4/21/2015

“Wait, what?!”

 

These words are uttered far too often within the KSU Design+Make Studio. As projects have arisen and some have disappeared, we, as a studio, have gained a vast amount of knowledge about project coordination. Specifically within the Alma pavilion project we have encountered many unexpected obstacles, such as material specifications and poor time planning. Not all of these problems could have been avoided, but I am sure that some of them could have been with proper communication between all team members.

 

Granted, this is our first time developing a project of this nature, we have a natural learning curve in order to produce a sustainable project. As the current project coordinator for the Alma pavilion I have seen how communication can make or break a project timeline.
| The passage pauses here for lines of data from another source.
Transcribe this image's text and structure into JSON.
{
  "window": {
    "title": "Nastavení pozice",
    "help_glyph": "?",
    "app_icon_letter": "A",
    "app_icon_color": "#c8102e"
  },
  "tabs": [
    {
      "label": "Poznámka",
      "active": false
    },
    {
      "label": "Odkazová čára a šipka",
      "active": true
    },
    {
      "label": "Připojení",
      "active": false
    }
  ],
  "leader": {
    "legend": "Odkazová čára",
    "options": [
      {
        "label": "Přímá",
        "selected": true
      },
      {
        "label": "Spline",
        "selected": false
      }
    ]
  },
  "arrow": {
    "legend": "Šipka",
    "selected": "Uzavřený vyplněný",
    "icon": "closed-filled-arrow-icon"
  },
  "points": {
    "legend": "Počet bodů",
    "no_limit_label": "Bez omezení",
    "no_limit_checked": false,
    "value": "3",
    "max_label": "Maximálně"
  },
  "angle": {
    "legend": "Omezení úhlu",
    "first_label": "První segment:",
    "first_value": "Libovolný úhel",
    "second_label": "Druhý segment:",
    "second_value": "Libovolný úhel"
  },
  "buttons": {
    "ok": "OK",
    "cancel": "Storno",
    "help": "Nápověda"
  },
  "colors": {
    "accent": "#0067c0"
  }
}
One of the first tasks that I undertook was simply creating a schedule of all the deadlines. Now with few weeks left of the project I look back and see how the timeline was advanced and pushed back, purely from a communication standpoint.

 

One example of where communication was lacking was when we were pouring concrete on site. The pouring of our concrete on site went smoothly besides one factor that we were unaware of when we were in communication with our contractor. We had been under the assumption that he was providing the concrete and a couple days before we were scheduled to pour, we were told that we had to order the concrete ourselves from an outside provider. This was a miscommunication between us and the contractor. Eventually everything worked out, but as somewhat inexperienced workers, we failed to ask that simple question, which put us a day behind in pouring the concrete.

 

As fifth year architecture students, most of us have done some work in an architectural setting and have realized that the degree to which communication plays a role is vital. As we have worked through several projects this year as a studio we can see how communication is key when obtaining clients or projects. How an architect interacts with clients and communicates their design can be crucial to the success of the business and/or the project. Day to day relations between team members and contractors can be essential to the progression of the project. If deadlines are missed and the timeline of a project shifts, it can lead to the client being unhappy and can reflect poorly on the firm. Needless to say communication skills may be the most important in an architect’s realm.

 

Only a few weeks till graduation and as our reality of working in the architectural profession nears, we need to realize that the days of testing our skills are over. Once deployed into an architecture firm, real clients, real money become really real! Time is money and any error or missed deadline costs the client, the firm and ultimately you. So remember the timely advice of: communicate early and often!

Written by Meredith Stoll